House Democrats Unveil a Proposed $190 Billion Investment in Home Care and Face Deadlines for Fiscal Year 2022 


Situation Report | September 13, 2021    

This week, the House Energy and Commerce Committee will mark up their portion of a $3.5 trillion reconciliation package that includes $190 billion for home care services under Medicaid, the majority of which would be distributed through an increase in FMAP funding should states meet the requirements set forth in the bill to “expanding and enhancing home and community-based services.”   

The criteria to receive these funds would include “adopting or improving training programs for direct care workers and family caregivers,” as well as expansion of technology, modifying rate setting processes and other federal mandates in an attempt to improve access to home care.  

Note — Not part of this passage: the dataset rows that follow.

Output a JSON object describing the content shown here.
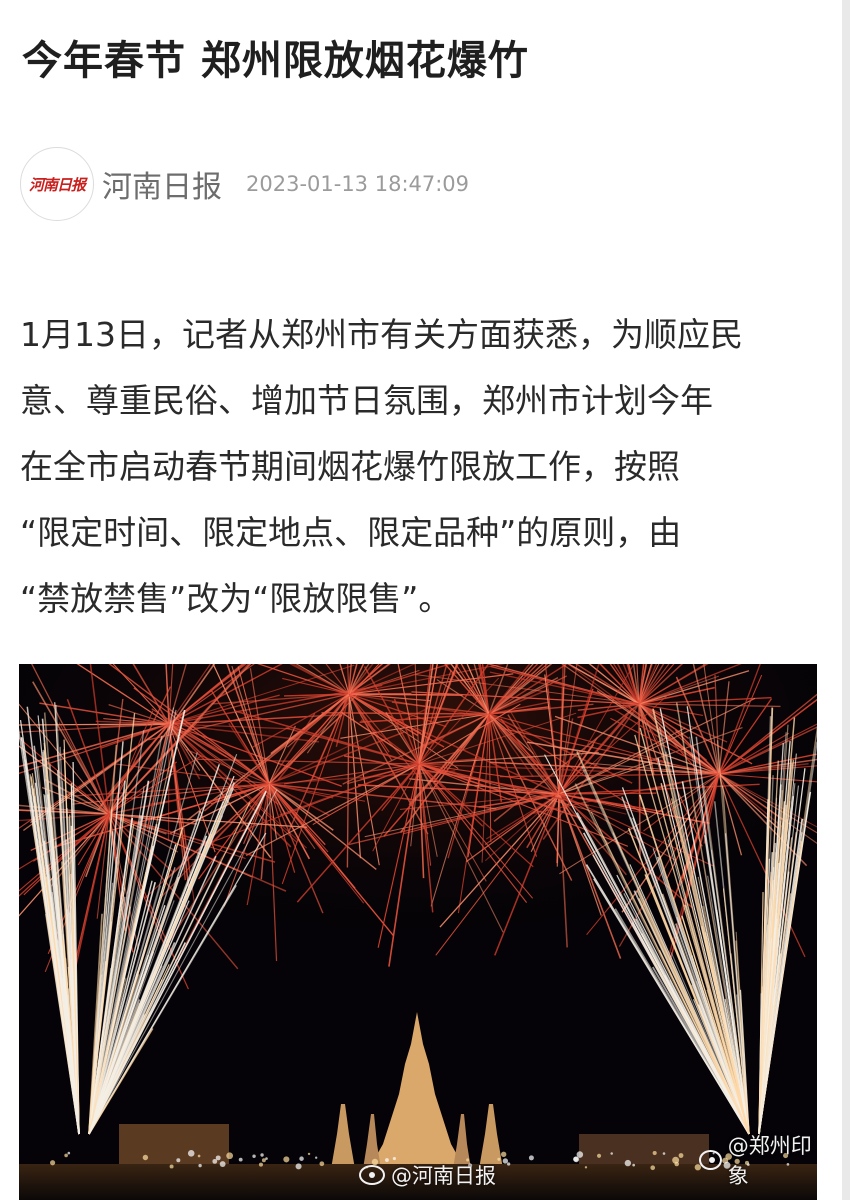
{
  "article": {
    "title": "今年春节 郑州限放烟花爆竹",
    "source_name": "河南日报",
    "source_logo_text": "河南日报",
    "timestamp": "2023-01-13 18:47:09",
    "lines": [
      "1月13日，记者从郑州市有关方面获悉，为顺应民",
      "意、尊重民俗、增加节日氛围，郑州市计划今年",
      "在全市启动春节期间烟花爆竹限放工作，按照",
      "“限定时间、限定地点、限定品种”的原则，由",
      "“禁放禁售”改为“限放限售”。"
    ]
  },
  "photo": {
    "icon": "fireworks-photo",
    "watermark_left": "@河南日报",
    "watermark_right": "@郑州印象"
  }
}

The Senate has yet to provide legislative text for their version of the reconciliation bill, but their overall package will be considerably less than the House’s $3.5 Trillion price tag. Should the Senate reach an agreement, which is becoming more of a difficult task each week, the overall funding levels will be smaller, which will decrease what is available for any potential home care investment.   

During the month of September, Congress will still need to pass a debt ceiling extension, which allows the federal government to continue borrowing money, as well as a continuing resolution to fund the daily activities of the Federal Government.  

As reported last week, there is growing concern over the size and scope of the reconciliation package by a number of Democratic Senators and House Members. As Congress inches closer to the end of the fiscal year, it may prove more difficult to pass a reconciliation bill in any form.